• _WORK ITEM_
Output the complete listing exactly, please, and keep the pictures out of it.

• _PROVIDED DATA_
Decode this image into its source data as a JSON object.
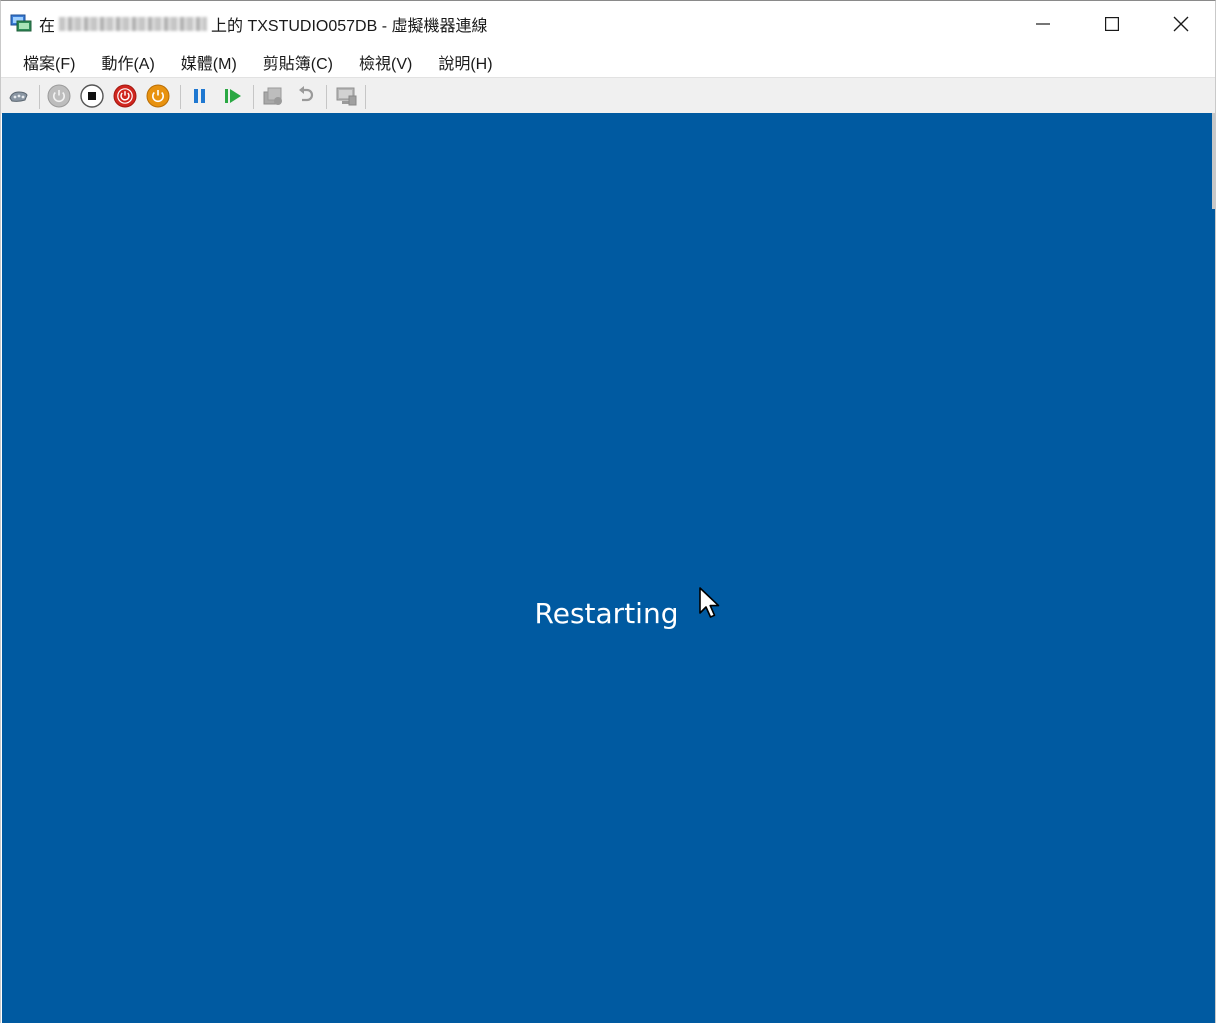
{
  "window": {
    "title_prefix": "在",
    "title_suffix": "上的 TXSTUDIO057DB - 虛擬機器連線"
  },
  "menu": [
    {
      "label": "檔案(F)"
    },
    {
      "label": "動作(A)"
    },
    {
      "label": "媒體(M)"
    },
    {
      "label": "剪貼簿(C)"
    },
    {
      "label": "檢視(V)"
    },
    {
      "label": "說明(H)"
    }
  ],
  "toolbar": {
    "buttons": [
      {
        "icon": "ctrl-alt-del-icon"
      },
      {
        "icon": "start-icon"
      },
      {
        "icon": "turn-off-icon"
      },
      {
        "icon": "shut-down-icon"
      },
      {
        "icon": "save-icon"
      },
      {
        "icon": "pause-icon"
      },
      {
        "icon": "resume-icon"
      },
      {
        "icon": "checkpoint-icon"
      },
      {
        "icon": "revert-icon"
      },
      {
        "icon": "enhanced-session-icon"
      }
    ]
  },
  "vm": {
    "status": "Restarting",
    "background_color": "#005aa1"
  },
  "colors": {
    "vm_blue": "#005aa1",
    "turn_off_red": "#d0261f",
    "save_orange": "#e8920f",
    "pause_blue": "#1f78d1",
    "resume_green": "#2aa843"
  }
}
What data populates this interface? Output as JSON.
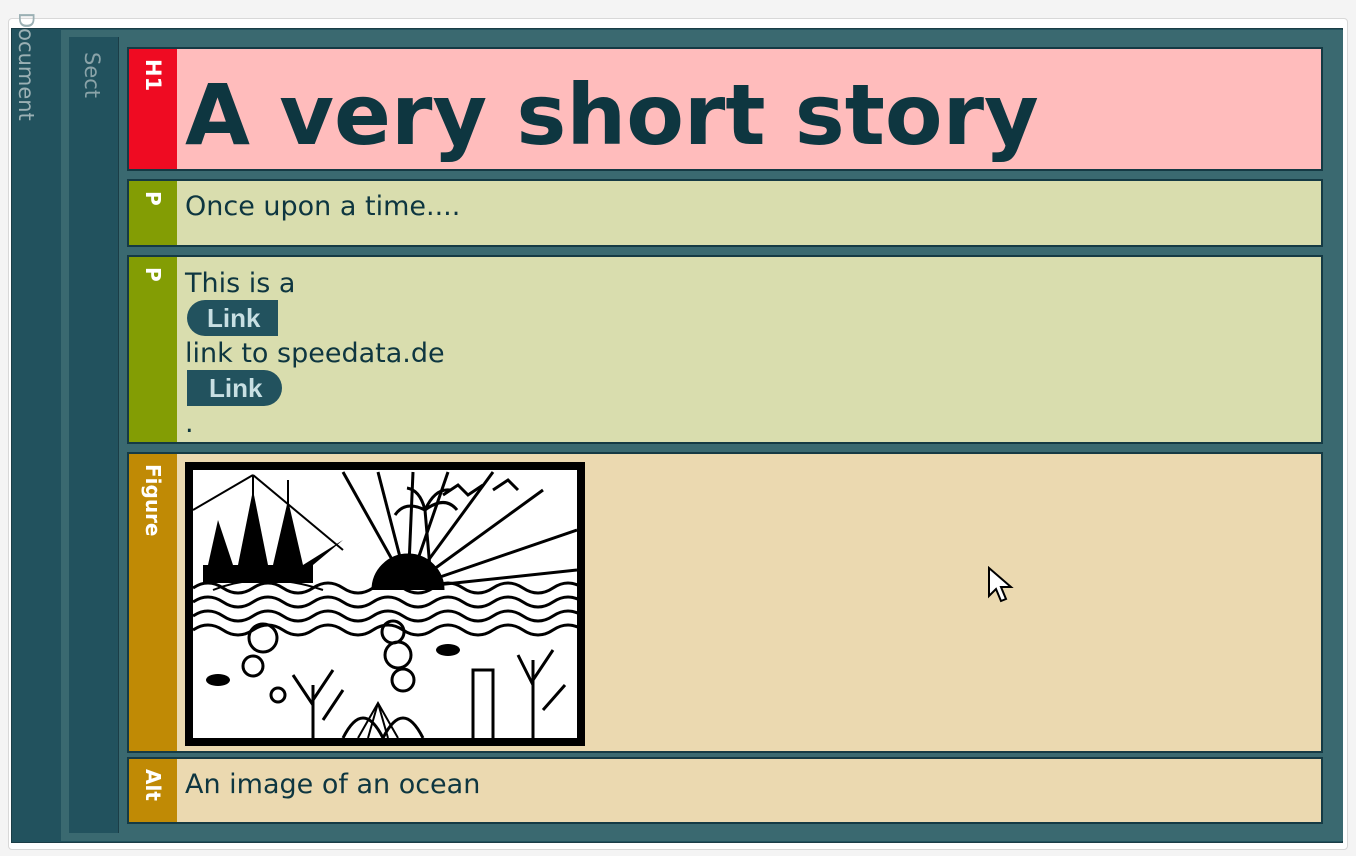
{
  "document": {
    "label": "Document",
    "section_label": "Sect"
  },
  "elements": {
    "h1": {
      "tag": "H1",
      "text": "A very short story"
    },
    "p1": {
      "tag": "P",
      "text": "Once upon a time...."
    },
    "p2": {
      "tag": "P",
      "line1": "This is a",
      "link_label_1": "Link",
      "line2": "link to speedata.de",
      "link_label_2": "Link",
      "line3": "."
    },
    "figure": {
      "tag": "Figure"
    },
    "alt": {
      "tag": "Alt",
      "text": "An image of an ocean"
    }
  },
  "icons": {
    "figure_image": "ocean-papercut-image",
    "cursor": "mouse-pointer-icon"
  },
  "colors": {
    "h1_tag": "#ef0b22",
    "h1_bg": "#ffbcbc",
    "p_tag": "#839d04",
    "p_bg": "#d9ddae",
    "figure_tag": "#c08a05",
    "figure_bg": "#ebd9b0",
    "structure": "#22525e",
    "text": "#0e3640"
  }
}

• _WRITTEN ANSWER_
Decode this image into its source data as a JSON object.
{
  "window": {
    "title_prefix": "在",
    "title_suffix": "上的 TXSTUDIO057DB - 虛擬機器連線"
  },
  "menu": [
    {
      "label": "檔案(F)"
    },
    {
      "label": "動作(A)"
    },
    {
      "label": "媒體(M)"
    },
    {
      "label": "剪貼簿(C)"
    },
    {
      "label": "檢視(V)"
    },
    {
      "label": "說明(H)"
    }
  ],
  "toolbar": {
    "buttons": [
      {
        "icon": "ctrl-alt-del-icon"
      },
      {
        "icon": "start-icon"
      },
      {
        "icon": "turn-off-icon"
      },
      {
        "icon": "shut-down-icon"
      },
      {
        "icon": "save-icon"
      },
      {
        "icon": "pause-icon"
      },
      {
        "icon": "resume-icon"
      },
      {
        "icon": "checkpoint-icon"
      },
      {
        "icon": "revert-icon"
      },
      {
        "icon": "enhanced-session-icon"
      }
    ]
  },
  "vm": {
    "status": "Restarting",
    "background_color": "#005aa1"
  },
  "colors": {
    "vm_blue": "#005aa1",
    "turn_off_red": "#d0261f",
    "save_orange": "#e8920f",
    "pause_blue": "#1f78d1",
    "resume_green": "#2aa843"
  }
}
What data populates this interface? Output as JSON.
{
  "document": {
    "label": "Document",
    "section_label": "Sect"
  },
  "elements": {
    "h1": {
      "tag": "H1",
      "text": "A very short story"
    },
    "p1": {
      "tag": "P",
      "text": "Once upon a time...."
    },
    "p2": {
      "tag": "P",
      "line1": "This is a",
      "link_label_1": "Link",
      "line2": "link to speedata.de",
      "link_label_2": "Link",
      "line3": "."
    },
    "figure": {
      "tag": "Figure"
    },
    "alt": {
      "tag": "Alt",
      "text": "An image of an ocean"
    }
  },
  "icons": {
    "figure_image": "ocean-papercut-image",
    "cursor": "mouse-pointer-icon"
  },
  "colors": {
    "h1_tag": "#ef0b22",
    "h1_bg": "#ffbcbc",
    "p_tag": "#839d04",
    "p_bg": "#d9ddae",
    "figure_tag": "#c08a05",
    "figure_bg": "#ebd9b0",
    "structure": "#22525e",
    "text": "#0e3640"
  }
}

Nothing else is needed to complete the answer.